Second in a series.

Bethel College professor, author and researcher Ada Schmidt-Tieszen has claimed numerous awards and citations in her years of practice.

She is one of three named as Newton Area Women of the Year for 2020. The award is given to three women each year since 1956 by the Newton Area Women of the Year program.

Schmidt-Tieszen will be honored at a brunch later this year.

"It’s a strange year, a strange spring to be sure," Schmidt-Tieszen said of winning the award. "… I feel very honored. One of my students, who is going to graduate into social work this year, nominated me. That feels like a huge honor for me. For a student to have thought high enough of me that she would nominate me, that’s one of the things I take away from this. That feels like a privilege. It’s very special."

Schmidt-Tieszen is the program director and instructor in the social work department at Bethel, a position she has held since 2011. She has been a professor at BC since 1985.

She holds a bachelor’s degree from Bethel in 1974, a master’s degree from the University of Denver in 1981 and a doctorate from the University of Kansas in 2004.

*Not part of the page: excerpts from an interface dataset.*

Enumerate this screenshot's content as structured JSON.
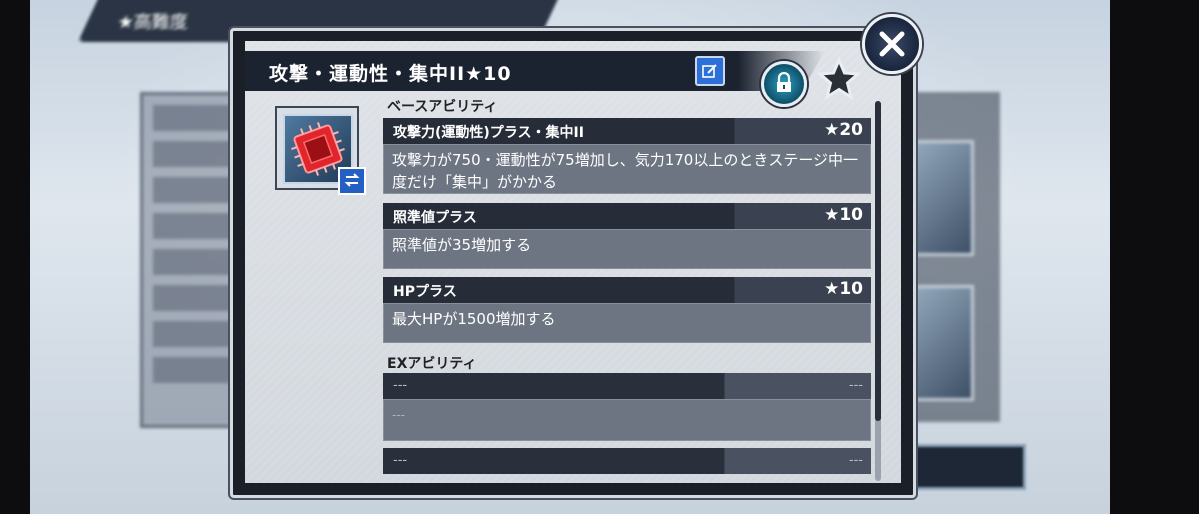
{
  "background": {
    "back_label": "★高難度"
  },
  "modal": {
    "title": "攻撃・運動性・集中II★10",
    "edit_icon": "edit-icon",
    "lock_icon": "lock-icon",
    "star_icon": "star-icon",
    "close_icon": "close-icon"
  },
  "item": {
    "icon": "chip-icon",
    "swap_icon": "swap-icon"
  },
  "base_section_label": "ベースアビリティ",
  "base_abilities": [
    {
      "name": "攻撃力(運動性)プラス・集中II",
      "rank": "★20",
      "desc": "攻撃力が750・運動性が75増加し、気力170以上のときステージ中一度だけ「集中」がかかる"
    },
    {
      "name": "照準値プラス",
      "rank": "★10",
      "desc": "照準値が35増加する"
    },
    {
      "name": "HPプラス",
      "rank": "★10",
      "desc": "最大HPが1500増加する"
    }
  ],
  "ex_section_label": "EXアビリティ",
  "ex_abilities": [
    {
      "name": "---",
      "rank": "---",
      "desc": "---"
    },
    {
      "name": "---",
      "rank": "---",
      "desc": ""
    }
  ],
  "colors": {
    "title_bar": "#1c2330",
    "ability_body": "#6e7582",
    "edit_button": "#2d6fd9",
    "lock_button": "#2ba2c7",
    "chip_red": "#e0262c"
  }
}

She also served as an instructor at Colorado State and Denver, as well as a research assistant at KU.

Her specializations include "Disaster Social Work, Social Justice, Child Welfare, Women’s Issues, Policy, Social Work Practice, Conflict Mediation and Qualitative Research."

She also serves on the board of directors at Mirror Inc., headquartered in Newton, which offers drug and alcohol treatment.

"Board members help to make decisions and set policy," she said. "We rotate around and take turns acting as president of the organization. I’ve done that twice."

She recently engaged in a research sabbatical with Mennonite Disaster Service, "exploring how to incorporate social work into disaster situations and how social workers could work with disaster organizations."

She said she spent about a semester and a summer working with the MDS, visiting projects and interviewing those after disasters.

"I found out more about what their experiences were and what was helpful," Schmidt-Tieszen said. "What social workers ought to know about that."

Schmidt-Tieszen said there was some application to what she learned during her research to what is going on now with the COVID-19 outbreak.

"I know that, and I talked with people who have gone through hurricanes, tornadoes, floods, fires and lots of those sorts of disasters, can cause a person frequently to suffer trauma," she said. "With this coronavirus, some people have said it’s kind of a community trauma. There are some people who have had family members who have died and have experienced the disease close to them. They may feel traumatized by that. Health workers may feel traumatized by that. I think with the anxiety, all of us may feel, to one extent or the other, trauma and anxiety. When this is over, some have said, we will have a mental health pandemic."